- Give ideas away generously, for free (See Nathali Nahai – http://websofinfluence.com/) – if people give us something for free, we feel hard-wired to give back – seems counter-intuitive in a profit-making world, but it’s an investment that count s
- Always know why (what’s the purpose of each piece of content – for customer, for your business)
- Think niche (understand your market/service/customers – stand out as a specialist [always remember from Rachel Collinson] – too general and are nothing to anybody)
- Tell a bigger story (good marketing has always been about telling good stories – know what you stand for)
- Commit to quality (quantity is good, but quality is more important)
- Write from the heart (authenticity, genuineness and sincerity can’t be faked – care – and have a good product that you believe in!)
Part 2 (chapters 4-10)
This section of the book goes through blogging, social media, email newsletters, search engine optimisation, deeper written content (including e-books), video, audio, infographics, and considers PR, guest blogging, events and paid advertising. They look at why, how, when – with lots of advice on best practice and case studies.
This section is ‘for those who are ready to get serious about their content’, and want to move beyond using the tools, and having a clear strategy for use. If new, it’s a research-led approach, enabling you to position yourself as a thought leader in the field, whereas if not new – a chance to step back, and work out how to make it work better…. Focusing on why, who, what, when, where and how… and this all needs to be documented as a frame of reference to return to.
The content strategy process:
- Get clear on your goals (where do you want to be (and how far are you from it), set SMART goals)
- Know your business (ensure content not only meets the needs of your customers, but of your business too)

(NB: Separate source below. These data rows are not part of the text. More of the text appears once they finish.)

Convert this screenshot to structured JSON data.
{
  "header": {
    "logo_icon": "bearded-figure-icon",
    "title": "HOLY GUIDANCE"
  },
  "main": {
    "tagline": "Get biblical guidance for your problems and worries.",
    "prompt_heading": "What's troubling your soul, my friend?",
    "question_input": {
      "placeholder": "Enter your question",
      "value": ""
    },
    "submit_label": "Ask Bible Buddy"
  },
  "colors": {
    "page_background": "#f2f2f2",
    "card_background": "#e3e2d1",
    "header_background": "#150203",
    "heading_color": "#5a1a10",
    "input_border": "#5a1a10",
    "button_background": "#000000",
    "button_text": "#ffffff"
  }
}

- Know your customers (ensure you know who they are, through research, not through guessing – survey them, ask them, talk to them, listen to the words they use, thank them; create personas – what are the questions people are asking when researching, when evaluating, and once they are a customer)
- Find your story (know why you do what you do, focus on emotion, be customer-centric, can you sum up your purpose as if it was a book title … this won’t happen instantly)
- ‘Your content sweet spot and vision’ (what are you uniquely positioned to talk about? What are the big topics that you can focus on?)
- Content commitment & plan (plan a content calendar across the year, prioritise your channels)
- Platform & tools (Once clear on your content, what tools will support that objective?)
- Organise (requires the right team, budget and good process, including knowing who takes responsibility, ensure there is senior buy-in, story and message are king, get the right people tell your story (range of roles), get everyone working together, not about quantity but getting the right audience)
- Measurement (meaningful measures that are aligned to business goals, track engagement and conversion, learn and adapt over time)
- Planning the change à actioning the change (conduct a content audit and gap analysis)
The remainder of the book continues to look at some of the practical steps, including evaluating the website (as the heart of the business), understanding how to write valuable content, understand how to sell using content, and how to plan for a steady stream of content production – including getting the whole team on board and engaged… plus a series of troubleshooting queries.
This book was provided to me courtesy of Kogan Page as a review copy for possible use with students. All opinions offered above are mine unless otherwise stated or implied.
Digiexplorer (not guru), Senior Lecturer in Digital Marketing @ Manchester Metropolitan University. Interested in digital literacy and digital culture in the third sector (especially faith). Author of ‘Raising Children in a Digital Age’, regularly checks hashtag #DigitalParenting.